The attorneys have questioned the credibility of such witnesses who have signed plea agreements with the government in hopes of lesser sentences for cooperating with authorities. They said the allegations in the warrants never came to light in their previous testimony.
Mario Alfonso Cuellar and Hector Moreno, who are serving time on narcotics charges, sat in prison uniforms on the stand this month as they detailed for jurors an elaborate scheme that allowed the head of the Mexican criminal organization and his brother to sell cocaine from Colombia and Venezuela in the United States and transport the proceeds back south.
Those funds, prosecutors say, were moved back into U.S. banks via wire transfers, personal checks and other financial transactions by several of the defendants — and their unknowing accomplices — to be poured into front companies across the Southwest that bought, trained, bred and raced American quarter horses.
Over the four years he was forced to participate, Cuellar testified April 16, at least two businessmen involved were killed. Cuellar and Moreno said they eventually fled the country for fear of their safety.
But defense attorneys Christie Williams and David Finn on Thursday presented U.S. District Judge Sam Sparks with copies of the warrants issued for Cuellar and Moreno on July 25, 2012, in Piedras Negras in the Mexican state of Coahuila. They said Mexican attorneys had reviewed the documents and deemed them valid and that they planned to translate the records and compile a full report to present to the court next week.
Given Moreno’s testimony that he had fled Mexico because the Zetas wanted to kill him, these warrants are relevant, Williams said. “I think it is extremely important to know what agreement the men have with the (U.S.) government,” she said.
In the warrants, a witness told police that Cuellar and Moreno had pulled him into a white van, tied his hands, wrapped tape around his eyes and beaten him, telling him he had stolen some jewelry.
The victim said he did not know what the men were talking about but that they circled in the Tahoe for 10 minutes before they picked up another three men, all of whom they beat to death with a mallet, according to the documents.
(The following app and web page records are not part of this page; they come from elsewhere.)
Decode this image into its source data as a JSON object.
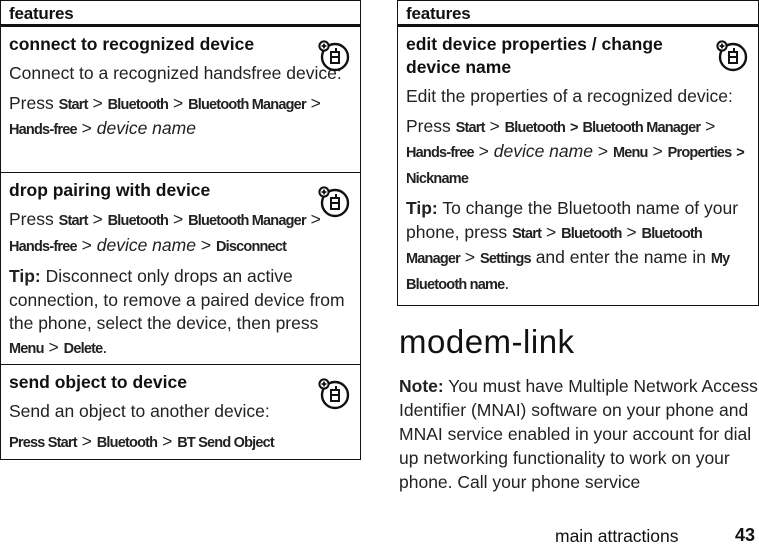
{
  "left_table": {
    "header": "features",
    "rows": [
      {
        "title": "connect to recognized device",
        "icon": "bluetooth-phone-feature-icon",
        "description": "Connect to a recognized handsfree device:",
        "path_prefix": "Press",
        "path": [
          "Start",
          "Bluetooth",
          "Bluetooth Manager",
          "Hands-free"
        ],
        "path_item": "device name"
      },
      {
        "title": "drop pairing with device",
        "icon": "bluetooth-phone-feature-icon",
        "path_prefix": "Press",
        "path": [
          "Start",
          "Bluetooth",
          "Bluetooth Manager",
          "Hands-free"
        ],
        "path_item": "device name",
        "path_end": "Disconnect",
        "tip_label": "Tip:",
        "tip_text": "Disconnect only drops an active connection, to remove a paired device from the phone, select the device, then press",
        "tip_keys": [
          "Menu",
          "Delete"
        ]
      },
      {
        "title": "send object to device",
        "icon": "bluetooth-phone-feature-icon",
        "description": "Send an object to another device:",
        "path": [
          "Press Start",
          "Bluetooth",
          "BT Send Object"
        ]
      }
    ]
  },
  "right_table": {
    "header": "features",
    "rows": [
      {
        "title": "edit device properties / change device name",
        "icon": "bluetooth-phone-feature-icon",
        "description": "Edit the properties of a recognized device:",
        "path_prefix": "Press",
        "path": [
          "Start",
          "Bluetooth",
          "Bluetooth Manager",
          "Hands-free"
        ],
        "path_item": "device name",
        "path_after": [
          "Menu",
          "Properties",
          "Nickname"
        ],
        "tip_label": "Tip:",
        "tip_text_1": "To change the Bluetooth name of your phone, press",
        "tip_keys": [
          "Start",
          "Bluetooth",
          "Bluetooth Manager",
          "Settings"
        ],
        "tip_text_2": "and enter the name in",
        "tip_target": "My Bluetooth name"
      }
    ]
  },
  "section": {
    "heading": "modem-link",
    "note_label": "Note:",
    "note_text": "You must have Multiple Network Access Identifier (MNAI) software on your phone and MNAI service enabled in your account for dial up networking functionality to work on your phone. Call your phone service"
  },
  "footer": {
    "chapter": "main attractions",
    "page_number": "43"
  },
  "separator": ">"
}
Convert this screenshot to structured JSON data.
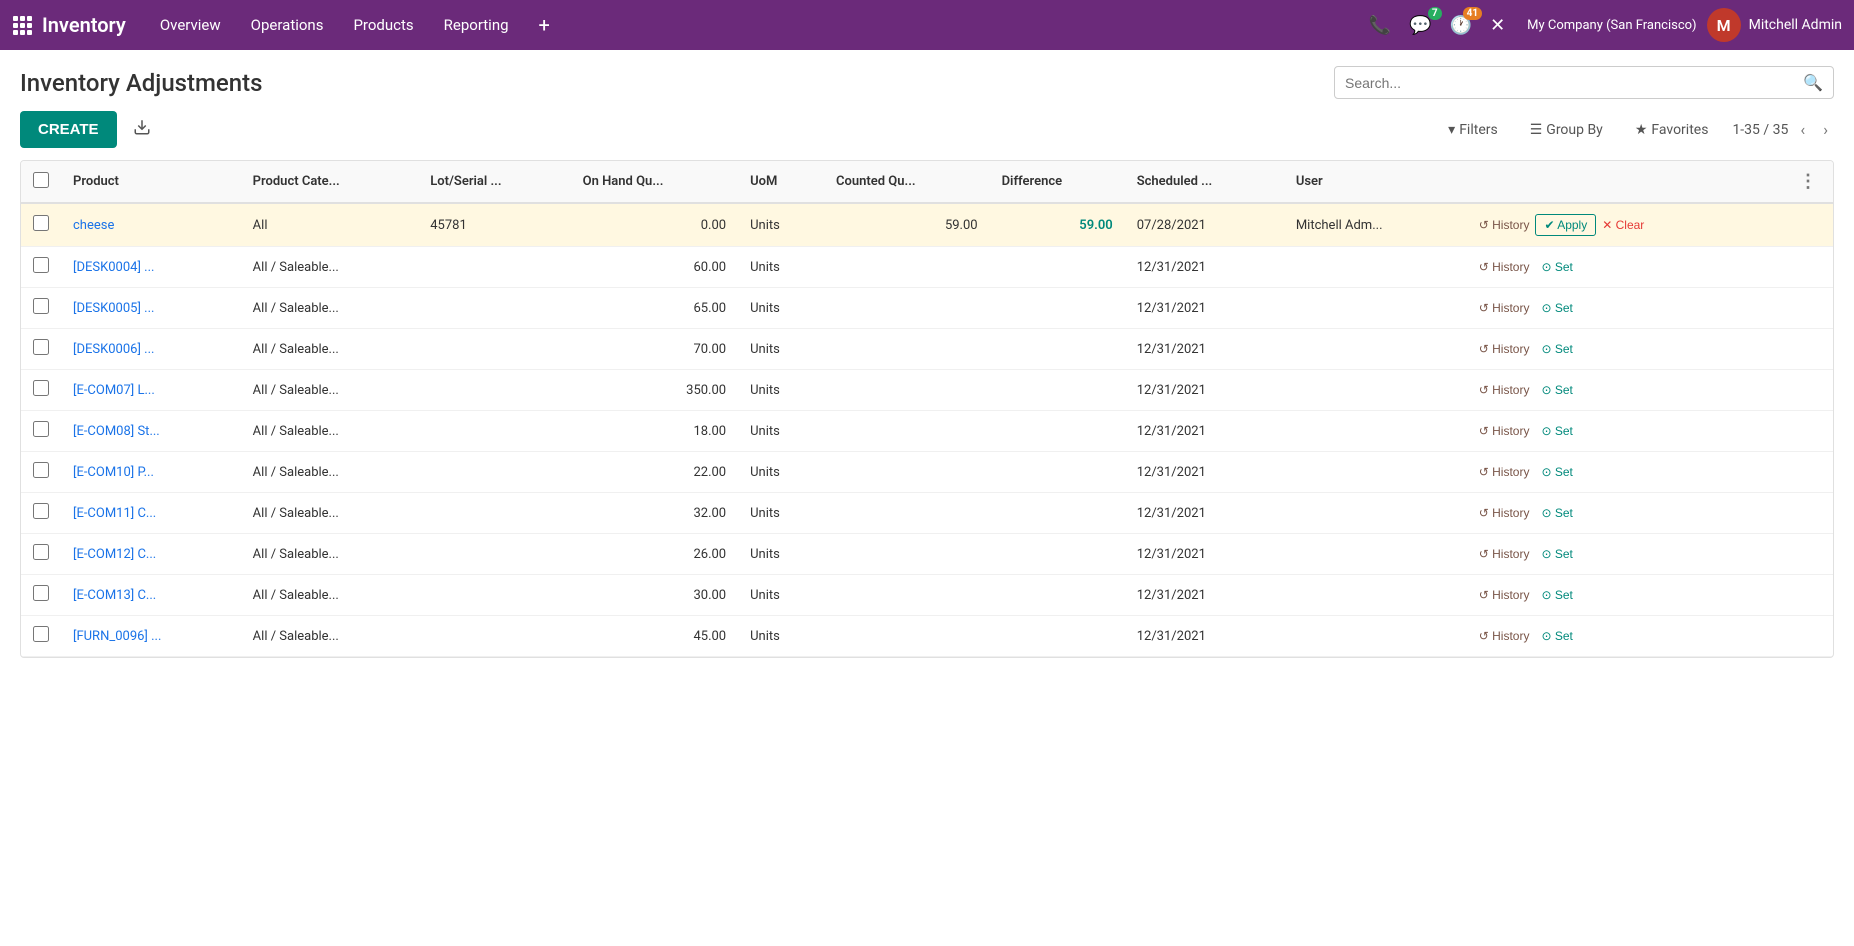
{
  "topnav": {
    "app_name": "Inventory",
    "menu_items": [
      "Overview",
      "Operations",
      "Products",
      "Reporting"
    ],
    "plus_label": "+",
    "phone_icon": "📞",
    "chat_icon": "💬",
    "chat_badge": "7",
    "clock_icon": "🕐",
    "clock_badge": "41",
    "close_icon": "✕",
    "company": "My Company (San Francisco)",
    "user": "Mitchell Admin"
  },
  "page": {
    "title": "Inventory Adjustments",
    "search_placeholder": "Search..."
  },
  "toolbar": {
    "create_label": "CREATE",
    "download_icon": "⬇",
    "filters_label": "Filters",
    "group_by_label": "Group By",
    "favorites_label": "Favorites",
    "pagination": "1-35 / 35"
  },
  "table": {
    "columns": [
      "Product",
      "Product Cate...",
      "Lot/Serial ...",
      "On Hand Qu...",
      "UoM",
      "Counted Qu...",
      "Difference",
      "Scheduled ...",
      "User"
    ],
    "rows": [
      {
        "product": "cheese",
        "category": "All",
        "lot": "45781",
        "on_hand": "0.00",
        "uom": "Units",
        "counted": "59.00",
        "difference": "59.00",
        "difference_class": "positive",
        "scheduled": "07/28/2021",
        "user": "Mitchell Adm...",
        "actions": [
          "history",
          "apply",
          "clear"
        ],
        "highlighted": true
      },
      {
        "product": "[DESK0004] ...",
        "category": "All / Saleable...",
        "lot": "",
        "on_hand": "60.00",
        "uom": "Units",
        "counted": "",
        "difference": "",
        "difference_class": "",
        "scheduled": "12/31/2021",
        "user": "",
        "actions": [
          "history",
          "set"
        ],
        "highlighted": false
      },
      {
        "product": "[DESK0005] ...",
        "category": "All / Saleable...",
        "lot": "",
        "on_hand": "65.00",
        "uom": "Units",
        "counted": "",
        "difference": "",
        "difference_class": "",
        "scheduled": "12/31/2021",
        "user": "",
        "actions": [
          "history",
          "set"
        ],
        "highlighted": false
      },
      {
        "product": "[DESK0006] ...",
        "category": "All / Saleable...",
        "lot": "",
        "on_hand": "70.00",
        "uom": "Units",
        "counted": "",
        "difference": "",
        "difference_class": "",
        "scheduled": "12/31/2021",
        "user": "",
        "actions": [
          "history",
          "set"
        ],
        "highlighted": false
      },
      {
        "product": "[E-COM07] L...",
        "category": "All / Saleable...",
        "lot": "",
        "on_hand": "350.00",
        "uom": "Units",
        "counted": "",
        "difference": "",
        "difference_class": "",
        "scheduled": "12/31/2021",
        "user": "",
        "actions": [
          "history",
          "set"
        ],
        "highlighted": false
      },
      {
        "product": "[E-COM08] St...",
        "category": "All / Saleable...",
        "lot": "",
        "on_hand": "18.00",
        "uom": "Units",
        "counted": "",
        "difference": "",
        "difference_class": "",
        "scheduled": "12/31/2021",
        "user": "",
        "actions": [
          "history",
          "set"
        ],
        "highlighted": false
      },
      {
        "product": "[E-COM10] P...",
        "category": "All / Saleable...",
        "lot": "",
        "on_hand": "22.00",
        "uom": "Units",
        "counted": "",
        "difference": "",
        "difference_class": "",
        "scheduled": "12/31/2021",
        "user": "",
        "actions": [
          "history",
          "set"
        ],
        "highlighted": false
      },
      {
        "product": "[E-COM11] C...",
        "category": "All / Saleable...",
        "lot": "",
        "on_hand": "32.00",
        "uom": "Units",
        "counted": "",
        "difference": "",
        "difference_class": "",
        "scheduled": "12/31/2021",
        "user": "",
        "actions": [
          "history",
          "set"
        ],
        "highlighted": false
      },
      {
        "product": "[E-COM12] C...",
        "category": "All / Saleable...",
        "lot": "",
        "on_hand": "26.00",
        "uom": "Units",
        "counted": "",
        "difference": "",
        "difference_class": "",
        "scheduled": "12/31/2021",
        "user": "",
        "actions": [
          "history",
          "set"
        ],
        "highlighted": false
      },
      {
        "product": "[E-COM13] C...",
        "category": "All / Saleable...",
        "lot": "",
        "on_hand": "30.00",
        "uom": "Units",
        "counted": "",
        "difference": "",
        "difference_class": "",
        "scheduled": "12/31/2021",
        "user": "",
        "actions": [
          "history",
          "set"
        ],
        "highlighted": false
      },
      {
        "product": "[FURN_0096] ...",
        "category": "All / Saleable...",
        "lot": "",
        "on_hand": "45.00",
        "uom": "Units",
        "counted": "",
        "difference": "",
        "difference_class": "",
        "scheduled": "12/31/2021",
        "user": "",
        "actions": [
          "history",
          "set"
        ],
        "highlighted": false
      }
    ]
  },
  "icons": {
    "history": "↺",
    "set": "⊙",
    "apply": "✔",
    "clear": "✕",
    "filter": "▾",
    "groupby": "☰",
    "star": "★",
    "chevron_left": "‹",
    "chevron_right": "›",
    "grid": "⊞",
    "more": "⋮"
  }
}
Cuellar and Moreno first broke the legs and arms of one the men they killed, the filings said.
Nearly 20 people are implicated in the money laundering case, including the leader of the Zetas, Miguel Angel Treviño Morales, and his brother, another high-ranking official, Oscar Omar Treviño Morales. Both men remain on the loose.